Back to the future: In 1954 USSR bandy players won IIHF WCS in ice hockey. Two years after they won ice hockey Olympic Gold. In this way, bandy players triumphed in North Americas own ice hockey backyard.

With bandy on the sports programme, ice hockey players will get the opportunity to do the same in bandy. This will create a popular tailwind. It will set the stage for significant attention, attendance and audience. The massive ball sports crowd will follow bandy in the Games. Olympic bandy matches from 2026 and later will with certainty draw spectators and audience.


In prospect: It’s time to let bandy strengthens the Games.
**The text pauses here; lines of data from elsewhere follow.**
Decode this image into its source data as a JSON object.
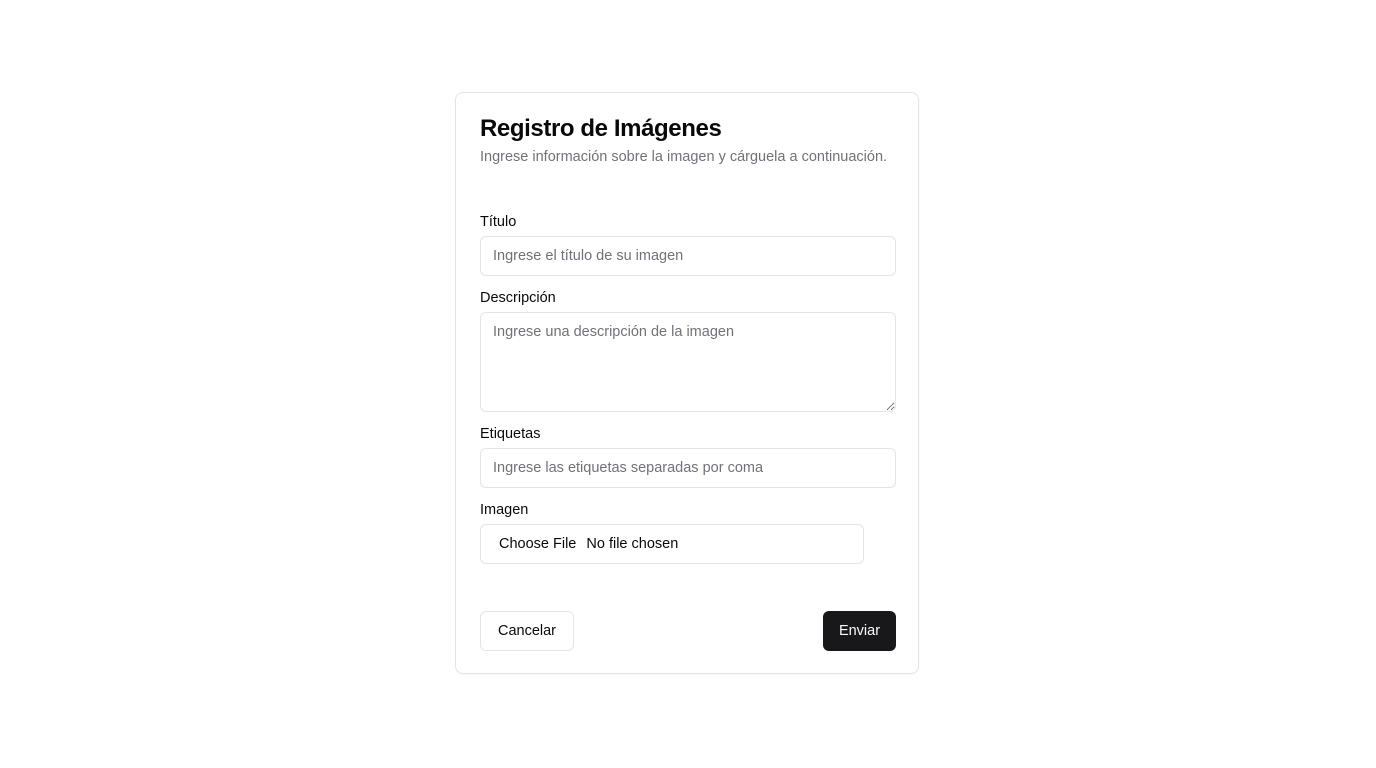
{
  "card": {
    "title": "Registro de Imágenes",
    "description": "Ingrese información sobre la imagen y cárguela a continuación."
  },
  "form": {
    "title_field": {
      "label": "Título",
      "value": "",
      "placeholder": "Ingrese el título de su imagen"
    },
    "description_field": {
      "label": "Descripción",
      "value": "",
      "placeholder": "Ingrese una descripción de la imagen"
    },
    "tags_field": {
      "label": "Etiquetas",
      "value": "",
      "placeholder": "Ingrese las etiquetas separadas por coma"
    },
    "image_field": {
      "label": "Imagen",
      "button_label": "Choose File",
      "status": "No file chosen"
    }
  },
  "actions": {
    "cancel_label": "Cancelar",
    "submit_label": "Enviar"
  },
  "colors": {
    "primary": "#18181b",
    "border": "#e4e4e7",
    "muted_text": "#71717a"
  }
}
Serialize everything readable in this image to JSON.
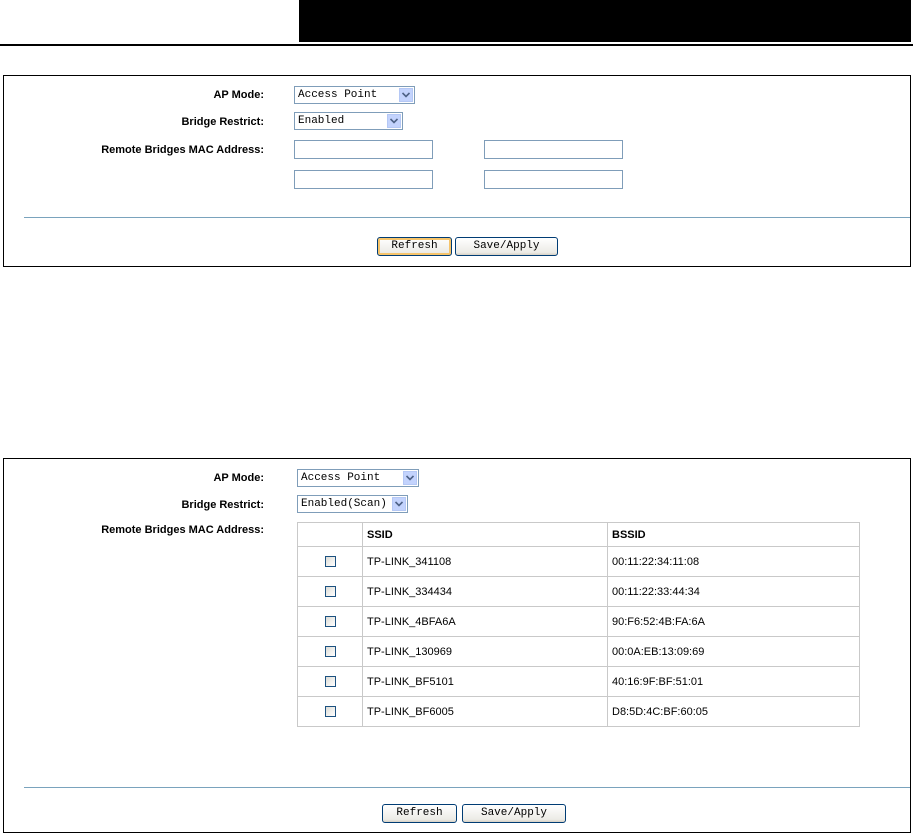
{
  "panel1": {
    "ap_mode": {
      "label": "AP Mode:",
      "value": "Access Point"
    },
    "bridge_restrict": {
      "label": "Bridge Restrict:",
      "value": "Enabled"
    },
    "remote_mac": {
      "label": "Remote Bridges MAC Address:",
      "fields": [
        "",
        "",
        "",
        ""
      ]
    },
    "buttons": {
      "refresh": "Refresh",
      "save": "Save/Apply"
    }
  },
  "panel2": {
    "ap_mode": {
      "label": "AP Mode:",
      "value": "Access Point"
    },
    "bridge_restrict": {
      "label": "Bridge Restrict:",
      "value": "Enabled(Scan)"
    },
    "remote_mac": {
      "label": "Remote Bridges MAC Address:"
    },
    "table": {
      "headers": [
        "",
        "SSID",
        "BSSID"
      ],
      "rows": [
        {
          "ssid": "TP-LINK_341108",
          "bssid": "00:11:22:34:11:08",
          "checked": false
        },
        {
          "ssid": "TP-LINK_334434",
          "bssid": "00:11:22:33:44:34",
          "checked": false
        },
        {
          "ssid": "TP-LINK_4BFA6A",
          "bssid": "90:F6:52:4B:FA:6A",
          "checked": false
        },
        {
          "ssid": "TP-LINK_130969",
          "bssid": "00:0A:EB:13:09:69",
          "checked": false
        },
        {
          "ssid": "TP-LINK_BF5101",
          "bssid": "40:16:9F:BF:51:01",
          "checked": false
        },
        {
          "ssid": "TP-LINK_BF6005",
          "bssid": "D8:5D:4C:BF:60:05",
          "checked": false
        }
      ]
    },
    "buttons": {
      "refresh": "Refresh",
      "save": "Save/Apply"
    }
  },
  "colors": {
    "separator": "#7aa3bd",
    "header": "#000000",
    "focus_ring": "#f6c46b"
  }
}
  • Evidence of skating ball hockey 11c.
  • Ball hockey in Russia & bandy on British Isles 14c.
  • Czar Peter I played ball hockey 17c.
  • Bandy competitions in England 18c.
  • English rules codified 19c. (1892)
  • Europe adopts English rules
  • Russia adapts English rules 1898
  • In all 7 editions of the Nordic Games 1901-1926
  • Not in Chamonix 1924 1st OWG due to a rivalry
  • In the Oslo 1952 6th OWG
  • FIB merge Russian and English rules 1955
  • The 1950s: 3rd of all sports in the Nordics and USSR
  • Russia’s national sport (Wikipedia, ROC)
  • Still called “hockey with ball” in former USSR

bandy was part of the Oslo 1952 OWG